| What to work on |
An exact reprint of the data below is required, line for line.

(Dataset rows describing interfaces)
= Beginning of Section =

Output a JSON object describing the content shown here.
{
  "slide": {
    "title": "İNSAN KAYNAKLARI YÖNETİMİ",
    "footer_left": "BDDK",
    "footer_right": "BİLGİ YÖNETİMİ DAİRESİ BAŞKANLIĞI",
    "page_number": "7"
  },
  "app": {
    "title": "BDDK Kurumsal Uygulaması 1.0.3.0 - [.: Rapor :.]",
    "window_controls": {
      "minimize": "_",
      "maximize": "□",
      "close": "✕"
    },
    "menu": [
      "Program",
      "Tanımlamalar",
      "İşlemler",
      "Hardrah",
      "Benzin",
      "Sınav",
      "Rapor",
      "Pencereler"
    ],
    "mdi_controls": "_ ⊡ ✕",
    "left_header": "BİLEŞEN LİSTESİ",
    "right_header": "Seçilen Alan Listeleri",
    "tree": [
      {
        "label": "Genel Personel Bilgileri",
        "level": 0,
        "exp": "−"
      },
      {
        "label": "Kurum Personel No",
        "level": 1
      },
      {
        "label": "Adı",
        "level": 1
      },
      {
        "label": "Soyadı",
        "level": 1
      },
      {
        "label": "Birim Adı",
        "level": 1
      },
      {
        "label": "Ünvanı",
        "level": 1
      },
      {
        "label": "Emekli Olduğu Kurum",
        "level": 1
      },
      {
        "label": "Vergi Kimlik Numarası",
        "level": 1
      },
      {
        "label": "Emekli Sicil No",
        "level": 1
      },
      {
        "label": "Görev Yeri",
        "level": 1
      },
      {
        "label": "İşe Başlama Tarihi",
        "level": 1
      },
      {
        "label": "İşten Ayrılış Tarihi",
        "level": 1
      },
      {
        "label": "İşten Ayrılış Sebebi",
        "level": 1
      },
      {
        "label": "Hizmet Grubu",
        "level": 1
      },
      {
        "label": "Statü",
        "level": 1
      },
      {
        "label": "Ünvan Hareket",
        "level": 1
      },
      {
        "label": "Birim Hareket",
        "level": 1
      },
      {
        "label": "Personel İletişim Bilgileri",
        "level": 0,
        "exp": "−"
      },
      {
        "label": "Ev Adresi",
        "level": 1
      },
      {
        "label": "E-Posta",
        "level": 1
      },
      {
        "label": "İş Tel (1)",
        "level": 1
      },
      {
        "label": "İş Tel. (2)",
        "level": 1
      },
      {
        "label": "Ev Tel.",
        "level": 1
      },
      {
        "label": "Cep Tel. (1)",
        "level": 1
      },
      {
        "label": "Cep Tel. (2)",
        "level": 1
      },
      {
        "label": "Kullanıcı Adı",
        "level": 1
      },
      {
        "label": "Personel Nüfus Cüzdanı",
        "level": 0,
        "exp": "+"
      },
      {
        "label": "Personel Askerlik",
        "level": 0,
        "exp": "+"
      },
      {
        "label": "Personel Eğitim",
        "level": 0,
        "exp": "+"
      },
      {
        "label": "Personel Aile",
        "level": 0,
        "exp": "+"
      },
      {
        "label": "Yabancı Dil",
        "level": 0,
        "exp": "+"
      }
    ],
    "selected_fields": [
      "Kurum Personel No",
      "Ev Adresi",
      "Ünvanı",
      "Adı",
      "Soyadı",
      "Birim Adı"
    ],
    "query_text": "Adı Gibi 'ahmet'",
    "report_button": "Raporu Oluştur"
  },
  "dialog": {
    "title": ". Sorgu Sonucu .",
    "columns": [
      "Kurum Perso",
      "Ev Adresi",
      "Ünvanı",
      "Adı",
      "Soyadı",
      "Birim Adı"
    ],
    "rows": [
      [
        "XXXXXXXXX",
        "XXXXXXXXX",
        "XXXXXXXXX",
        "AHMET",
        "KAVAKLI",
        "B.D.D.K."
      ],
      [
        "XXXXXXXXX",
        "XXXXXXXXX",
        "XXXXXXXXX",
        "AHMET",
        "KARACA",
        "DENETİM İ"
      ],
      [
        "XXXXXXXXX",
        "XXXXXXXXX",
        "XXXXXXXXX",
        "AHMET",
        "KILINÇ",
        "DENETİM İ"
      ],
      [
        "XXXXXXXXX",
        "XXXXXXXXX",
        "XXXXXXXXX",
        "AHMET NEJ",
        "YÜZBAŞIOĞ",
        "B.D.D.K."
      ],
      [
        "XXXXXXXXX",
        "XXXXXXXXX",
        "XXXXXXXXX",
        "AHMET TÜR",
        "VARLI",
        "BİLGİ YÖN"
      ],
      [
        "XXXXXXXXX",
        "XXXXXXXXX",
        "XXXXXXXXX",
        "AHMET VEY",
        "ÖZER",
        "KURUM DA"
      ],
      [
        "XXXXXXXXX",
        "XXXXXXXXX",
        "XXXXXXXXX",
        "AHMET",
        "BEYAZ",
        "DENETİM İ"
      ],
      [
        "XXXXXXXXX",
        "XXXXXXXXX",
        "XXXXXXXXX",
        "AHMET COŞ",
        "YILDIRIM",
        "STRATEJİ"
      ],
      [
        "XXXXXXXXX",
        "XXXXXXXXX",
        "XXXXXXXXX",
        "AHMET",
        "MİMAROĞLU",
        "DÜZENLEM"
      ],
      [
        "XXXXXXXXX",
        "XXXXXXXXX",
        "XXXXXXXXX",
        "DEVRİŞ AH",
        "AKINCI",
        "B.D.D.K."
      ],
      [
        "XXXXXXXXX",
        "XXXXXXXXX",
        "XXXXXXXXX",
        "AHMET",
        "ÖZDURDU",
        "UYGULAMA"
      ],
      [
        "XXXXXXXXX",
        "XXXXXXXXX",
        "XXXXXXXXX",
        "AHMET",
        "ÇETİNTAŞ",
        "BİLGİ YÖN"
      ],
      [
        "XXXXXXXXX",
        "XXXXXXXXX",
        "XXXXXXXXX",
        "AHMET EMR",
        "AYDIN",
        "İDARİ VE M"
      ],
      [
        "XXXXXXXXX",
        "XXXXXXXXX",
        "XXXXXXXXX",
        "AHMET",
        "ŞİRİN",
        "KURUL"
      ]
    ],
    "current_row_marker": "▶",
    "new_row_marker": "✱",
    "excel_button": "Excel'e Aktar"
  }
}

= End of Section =

| Response to this task |
Output a JSON object describing the content shown here.
{
  "slide": {
    "title": "İNSAN KAYNAKLARI YÖNETİMİ",
    "footer_left": "BDDK",
    "footer_right": "BİLGİ YÖNETİMİ DAİRESİ BAŞKANLIĞI",
    "page_number": "7"
  },
  "app": {
    "title": "BDDK Kurumsal Uygulaması 1.0.3.0 - [.: Rapor :.]",
    "window_controls": {
      "minimize": "_",
      "maximize": "□",
      "close": "✕"
    },
    "menu": [
      "Program",
      "Tanımlamalar",
      "İşlemler",
      "Hardrah",
      "Benzin",
      "Sınav",
      "Rapor",
      "Pencereler"
    ],
    "mdi_controls": "_ ⊡ ✕",
    "left_header": "BİLEŞEN LİSTESİ",
    "right_header": "Seçilen Alan Listeleri",
    "tree": [
      {
        "label": "Genel Personel Bilgileri",
        "level": 0,
        "exp": "−"
      },
      {
        "label": "Kurum Personel No",
        "level": 1
      },
      {
        "label": "Adı",
        "level": 1
      },
      {
        "label": "Soyadı",
        "level": 1
      },
      {
        "label": "Birim Adı",
        "level": 1
      },
      {
        "label": "Ünvanı",
        "level": 1
      },
      {
        "label": "Emekli Olduğu Kurum",
        "level": 1
      },
      {
        "label": "Vergi Kimlik Numarası",
        "level": 1
      },
      {
        "label": "Emekli Sicil No",
        "level": 1
      },
      {
        "label": "Görev Yeri",
        "level": 1
      },
      {
        "label": "İşe Başlama Tarihi",
        "level": 1
      },
      {
        "label": "İşten Ayrılış Tarihi",
        "level": 1
      },
      {
        "label": "İşten Ayrılış Sebebi",
        "level": 1
      },
      {
        "label": "Hizmet Grubu",
        "level": 1
      },
      {
        "label": "Statü",
        "level": 1
      },
      {
        "label": "Ünvan Hareket",
        "level": 1
      },
      {
        "label": "Birim Hareket",
        "level": 1
      },
      {
        "label": "Personel İletişim Bilgileri",
        "level": 0,
        "exp": "−"
      },
      {
        "label": "Ev Adresi",
        "level": 1
      },
      {
        "label": "E-Posta",
        "level": 1
      },
      {
        "label": "İş Tel (1)",
        "level": 1
      },
      {
        "label": "İş Tel. (2)",
        "level": 1
      },
      {
        "label": "Ev Tel.",
        "level": 1
      },
      {
        "label": "Cep Tel. (1)",
        "level": 1
      },
      {
        "label": "Cep Tel. (2)",
        "level": 1
      },
      {
        "label": "Kullanıcı Adı",
        "level": 1
      },
      {
        "label": "Personel Nüfus Cüzdanı",
        "level": 0,
        "exp": "+"
      },
      {
        "label": "Personel Askerlik",
        "level": 0,
        "exp": "+"
      },
      {
        "label": "Personel Eğitim",
        "level": 0,
        "exp": "+"
      },
      {
        "label": "Personel Aile",
        "level": 0,
        "exp": "+"
      },
      {
        "label": "Yabancı Dil",
        "level": 0,
        "exp": "+"
      }
    ],
    "selected_fields": [
      "Kurum Personel No",
      "Ev Adresi",
      "Ünvanı",
      "Adı",
      "Soyadı",
      "Birim Adı"
    ],
    "query_text": "Adı Gibi 'ahmet'",
    "report_button": "Raporu Oluştur"
  },
  "dialog": {
    "title": ". Sorgu Sonucu .",
    "columns": [
      "Kurum Perso",
      "Ev Adresi",
      "Ünvanı",
      "Adı",
      "Soyadı",
      "Birim Adı"
    ],
    "rows": [
      [
        "XXXXXXXXX",
        "XXXXXXXXX",
        "XXXXXXXXX",
        "AHMET",
        "KAVAKLI",
        "B.D.D.K."
      ],
      [
        "XXXXXXXXX",
        "XXXXXXXXX",
        "XXXXXXXXX",
        "AHMET",
        "KARACA",
        "DENETİM İ"
      ],
      [
        "XXXXXXXXX",
        "XXXXXXXXX",
        "XXXXXXXXX",
        "AHMET",
        "KILINÇ",
        "DENETİM İ"
      ],
      [
        "XXXXXXXXX",
        "XXXXXXXXX",
        "XXXXXXXXX",
        "AHMET NEJ",
        "YÜZBAŞIOĞ",
        "B.D.D.K."
      ],
      [
        "XXXXXXXXX",
        "XXXXXXXXX",
        "XXXXXXXXX",
        "AHMET TÜR",
        "VARLI",
        "BİLGİ YÖN"
      ],
      [
        "XXXXXXXXX",
        "XXXXXXXXX",
        "XXXXXXXXX",
        "AHMET VEY",
        "ÖZER",
        "KURUM DA"
      ],
      [
        "XXXXXXXXX",
        "XXXXXXXXX",
        "XXXXXXXXX",
        "AHMET",
        "BEYAZ",
        "DENETİM İ"
      ],
      [
        "XXXXXXXXX",
        "XXXXXXXXX",
        "XXXXXXXXX",
        "AHMET COŞ",
        "YILDIRIM",
        "STRATEJİ"
      ],
      [
        "XXXXXXXXX",
        "XXXXXXXXX",
        "XXXXXXXXX",
        "AHMET",
        "MİMAROĞLU",
        "DÜZENLEM"
      ],
      [
        "XXXXXXXXX",
        "XXXXXXXXX",
        "XXXXXXXXX",
        "DEVRİŞ AH",
        "AKINCI",
        "B.D.D.K."
      ],
      [
        "XXXXXXXXX",
        "XXXXXXXXX",
        "XXXXXXXXX",
        "AHMET",
        "ÖZDURDU",
        "UYGULAMA"
      ],
      [
        "XXXXXXXXX",
        "XXXXXXXXX",
        "XXXXXXXXX",
        "AHMET",
        "ÇETİNTAŞ",
        "BİLGİ YÖN"
      ],
      [
        "XXXXXXXXX",
        "XXXXXXXXX",
        "XXXXXXXXX",
        "AHMET EMR",
        "AYDIN",
        "İDARİ VE M"
      ],
      [
        "XXXXXXXXX",
        "XXXXXXXXX",
        "XXXXXXXXX",
        "AHMET",
        "ŞİRİN",
        "KURUL"
      ]
    ],
    "current_row_marker": "▶",
    "new_row_marker": "✱",
    "excel_button": "Excel'e Aktar"
  }
}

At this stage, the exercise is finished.